You're an even bigger part of the problem if you go so far as to leech off the success of others to push your agenda, which is nothing more than seeing a meaningless number get bigger. Over on Google+, I've come across a rash of spam comments from people simply asking for people to add them. The most recent one even set a goal of 300 by midnight, and directly asked none other than Taylor Swift herself (or at least whoever represents her on G+) to add her as she was only ten adds away from her goal.
Going to this person's page revealed little more than a handful of rather uninteresting selfies, a few complaints about living with her parents, and an assortment of trophies atop a dresser. That last detail really crystallizes the whole situation. It's so goal-oriented that it doesn't' merely marginalize the process of reaching the goal, it negates it. 
The worst part is there is simply no redeeming talent.
The last "add-up" I came across that I dared confront about their empty goal insisted that he was worth following because of all the art and videos he posted. Trouble was, it had been months since he'd posted anything of the sort and most of it was shared from elsewhere. In other words, he was desperate, in denial about being desperate, and was oblivious to his own begging strategy.
If all you can promise me in return for my adding you to a contact list is the same gesture in kind, what have either of us honestly achieved? How long do you think it will be before you're off those lists on account of you being boring and uninteresting? What happens if that number you're so strangely proud of drops?
More begging? More spam? More denial of what you're doing being either of those things?

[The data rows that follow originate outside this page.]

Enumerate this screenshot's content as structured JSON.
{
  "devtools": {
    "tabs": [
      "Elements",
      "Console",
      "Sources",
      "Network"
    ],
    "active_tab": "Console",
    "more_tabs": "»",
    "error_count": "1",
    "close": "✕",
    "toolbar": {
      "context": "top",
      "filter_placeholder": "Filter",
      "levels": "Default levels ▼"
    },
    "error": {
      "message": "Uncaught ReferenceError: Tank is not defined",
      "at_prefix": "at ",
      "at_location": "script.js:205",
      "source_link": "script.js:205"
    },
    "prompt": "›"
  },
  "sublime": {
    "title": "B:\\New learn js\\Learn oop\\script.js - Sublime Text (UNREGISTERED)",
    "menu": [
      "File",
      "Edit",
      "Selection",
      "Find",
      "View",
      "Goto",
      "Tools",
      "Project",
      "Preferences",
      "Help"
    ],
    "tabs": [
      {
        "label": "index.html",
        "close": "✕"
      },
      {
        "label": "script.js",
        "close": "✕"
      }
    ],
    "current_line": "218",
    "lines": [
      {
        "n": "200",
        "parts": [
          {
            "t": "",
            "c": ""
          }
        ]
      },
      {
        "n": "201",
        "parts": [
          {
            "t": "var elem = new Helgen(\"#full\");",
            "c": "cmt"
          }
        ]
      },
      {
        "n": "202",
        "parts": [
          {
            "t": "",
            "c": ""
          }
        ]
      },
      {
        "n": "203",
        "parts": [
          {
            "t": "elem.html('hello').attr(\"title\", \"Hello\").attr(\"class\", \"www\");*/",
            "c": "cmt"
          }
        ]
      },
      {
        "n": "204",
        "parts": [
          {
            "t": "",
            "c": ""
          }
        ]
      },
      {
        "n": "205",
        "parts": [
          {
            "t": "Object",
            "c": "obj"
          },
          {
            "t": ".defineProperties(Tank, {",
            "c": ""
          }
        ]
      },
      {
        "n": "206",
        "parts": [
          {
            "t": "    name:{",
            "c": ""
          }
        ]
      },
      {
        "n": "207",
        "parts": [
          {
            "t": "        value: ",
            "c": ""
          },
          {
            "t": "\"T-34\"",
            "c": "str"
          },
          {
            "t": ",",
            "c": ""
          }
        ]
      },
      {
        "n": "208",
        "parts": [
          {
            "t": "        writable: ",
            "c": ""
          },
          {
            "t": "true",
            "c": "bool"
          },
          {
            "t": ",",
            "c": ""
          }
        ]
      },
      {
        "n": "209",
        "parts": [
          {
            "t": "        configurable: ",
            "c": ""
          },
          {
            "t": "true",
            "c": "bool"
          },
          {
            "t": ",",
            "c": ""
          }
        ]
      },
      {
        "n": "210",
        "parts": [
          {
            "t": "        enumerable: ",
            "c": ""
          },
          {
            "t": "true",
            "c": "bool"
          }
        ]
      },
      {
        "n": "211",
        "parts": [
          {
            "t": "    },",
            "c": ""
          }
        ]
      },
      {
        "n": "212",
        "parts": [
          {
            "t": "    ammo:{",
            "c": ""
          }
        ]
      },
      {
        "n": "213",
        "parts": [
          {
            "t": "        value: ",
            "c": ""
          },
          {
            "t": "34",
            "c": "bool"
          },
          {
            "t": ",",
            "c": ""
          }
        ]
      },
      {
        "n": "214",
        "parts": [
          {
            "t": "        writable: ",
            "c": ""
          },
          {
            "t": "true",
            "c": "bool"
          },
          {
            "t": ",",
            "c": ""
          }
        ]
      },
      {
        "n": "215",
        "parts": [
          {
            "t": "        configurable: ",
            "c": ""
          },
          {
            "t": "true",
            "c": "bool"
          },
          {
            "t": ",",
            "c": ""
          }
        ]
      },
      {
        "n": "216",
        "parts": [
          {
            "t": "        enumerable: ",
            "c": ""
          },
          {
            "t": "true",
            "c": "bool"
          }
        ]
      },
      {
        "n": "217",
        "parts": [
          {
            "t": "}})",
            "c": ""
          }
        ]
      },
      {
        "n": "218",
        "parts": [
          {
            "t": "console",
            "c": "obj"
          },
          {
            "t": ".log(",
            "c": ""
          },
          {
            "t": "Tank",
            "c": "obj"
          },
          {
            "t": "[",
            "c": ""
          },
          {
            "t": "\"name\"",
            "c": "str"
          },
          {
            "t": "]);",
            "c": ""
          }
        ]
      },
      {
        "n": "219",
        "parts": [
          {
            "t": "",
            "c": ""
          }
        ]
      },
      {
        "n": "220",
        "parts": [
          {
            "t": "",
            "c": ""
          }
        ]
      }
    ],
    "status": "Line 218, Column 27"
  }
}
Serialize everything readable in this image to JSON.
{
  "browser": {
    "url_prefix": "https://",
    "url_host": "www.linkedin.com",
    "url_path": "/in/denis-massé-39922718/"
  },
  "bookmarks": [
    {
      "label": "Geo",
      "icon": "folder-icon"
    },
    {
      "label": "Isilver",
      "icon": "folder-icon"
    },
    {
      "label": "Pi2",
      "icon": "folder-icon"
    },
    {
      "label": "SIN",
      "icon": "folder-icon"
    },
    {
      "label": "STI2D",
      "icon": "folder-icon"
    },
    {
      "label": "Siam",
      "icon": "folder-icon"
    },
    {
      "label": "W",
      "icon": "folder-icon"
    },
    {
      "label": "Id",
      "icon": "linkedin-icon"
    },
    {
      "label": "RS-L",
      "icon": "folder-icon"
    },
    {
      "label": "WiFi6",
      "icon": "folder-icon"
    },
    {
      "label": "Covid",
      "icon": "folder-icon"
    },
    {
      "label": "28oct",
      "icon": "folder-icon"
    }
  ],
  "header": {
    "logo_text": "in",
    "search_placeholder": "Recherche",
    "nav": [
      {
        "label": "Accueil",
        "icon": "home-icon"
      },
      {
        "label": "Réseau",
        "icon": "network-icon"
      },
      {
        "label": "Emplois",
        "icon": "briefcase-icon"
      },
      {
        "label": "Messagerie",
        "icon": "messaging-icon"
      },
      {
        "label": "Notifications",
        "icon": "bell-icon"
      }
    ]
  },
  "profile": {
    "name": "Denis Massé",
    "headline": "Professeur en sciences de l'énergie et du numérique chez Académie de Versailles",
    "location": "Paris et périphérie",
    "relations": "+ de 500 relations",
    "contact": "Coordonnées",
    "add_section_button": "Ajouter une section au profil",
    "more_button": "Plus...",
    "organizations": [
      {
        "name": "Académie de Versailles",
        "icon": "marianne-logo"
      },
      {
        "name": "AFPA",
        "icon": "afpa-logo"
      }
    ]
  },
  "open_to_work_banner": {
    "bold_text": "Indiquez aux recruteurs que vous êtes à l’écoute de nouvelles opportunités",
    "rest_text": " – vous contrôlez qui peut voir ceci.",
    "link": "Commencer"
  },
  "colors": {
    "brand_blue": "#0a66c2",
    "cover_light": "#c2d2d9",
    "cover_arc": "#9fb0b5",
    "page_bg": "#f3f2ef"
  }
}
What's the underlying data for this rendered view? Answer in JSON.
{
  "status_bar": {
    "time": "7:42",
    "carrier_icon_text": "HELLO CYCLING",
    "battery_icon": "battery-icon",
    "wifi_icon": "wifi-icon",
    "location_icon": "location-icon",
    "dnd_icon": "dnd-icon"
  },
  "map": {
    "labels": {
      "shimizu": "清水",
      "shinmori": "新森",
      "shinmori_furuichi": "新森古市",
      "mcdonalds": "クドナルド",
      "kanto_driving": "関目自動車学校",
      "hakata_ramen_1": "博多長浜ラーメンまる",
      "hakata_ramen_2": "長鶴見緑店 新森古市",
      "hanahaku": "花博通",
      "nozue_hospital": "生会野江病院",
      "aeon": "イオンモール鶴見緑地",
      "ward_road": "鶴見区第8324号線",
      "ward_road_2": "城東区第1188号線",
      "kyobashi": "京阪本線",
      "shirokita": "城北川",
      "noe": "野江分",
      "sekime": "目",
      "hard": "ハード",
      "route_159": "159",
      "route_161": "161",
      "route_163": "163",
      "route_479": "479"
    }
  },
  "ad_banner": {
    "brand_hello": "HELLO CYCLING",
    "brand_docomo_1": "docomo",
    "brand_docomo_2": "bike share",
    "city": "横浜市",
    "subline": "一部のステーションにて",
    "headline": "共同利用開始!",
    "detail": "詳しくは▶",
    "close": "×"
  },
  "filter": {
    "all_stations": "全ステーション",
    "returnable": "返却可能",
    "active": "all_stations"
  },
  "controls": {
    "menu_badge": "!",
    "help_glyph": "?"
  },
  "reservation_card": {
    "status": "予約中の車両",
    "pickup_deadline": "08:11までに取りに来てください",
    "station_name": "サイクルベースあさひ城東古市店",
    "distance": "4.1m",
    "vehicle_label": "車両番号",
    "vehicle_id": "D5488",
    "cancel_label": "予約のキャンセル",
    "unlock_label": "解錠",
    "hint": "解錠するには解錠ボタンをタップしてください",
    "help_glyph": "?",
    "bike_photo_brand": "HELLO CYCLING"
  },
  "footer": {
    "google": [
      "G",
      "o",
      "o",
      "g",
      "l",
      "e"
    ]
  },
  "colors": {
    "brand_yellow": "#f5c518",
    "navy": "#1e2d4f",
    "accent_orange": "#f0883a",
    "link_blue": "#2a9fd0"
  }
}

Are you so desperate for self-validation that you don't even care why people are interested in you? Don't you want your accomplishment to mean something, something that a rational, thinking person can understand and relate to, or at least not feel completely sickened by? Don't you want to build a network and audience on something more than a token gesture with no meaning behind it?
Let's put this line of questioning in a different context, one that, at the rate you're going so far in your life, you're practically destined to encounter:
Do you want a job or do you want a handout?
Goodnight, and good luck.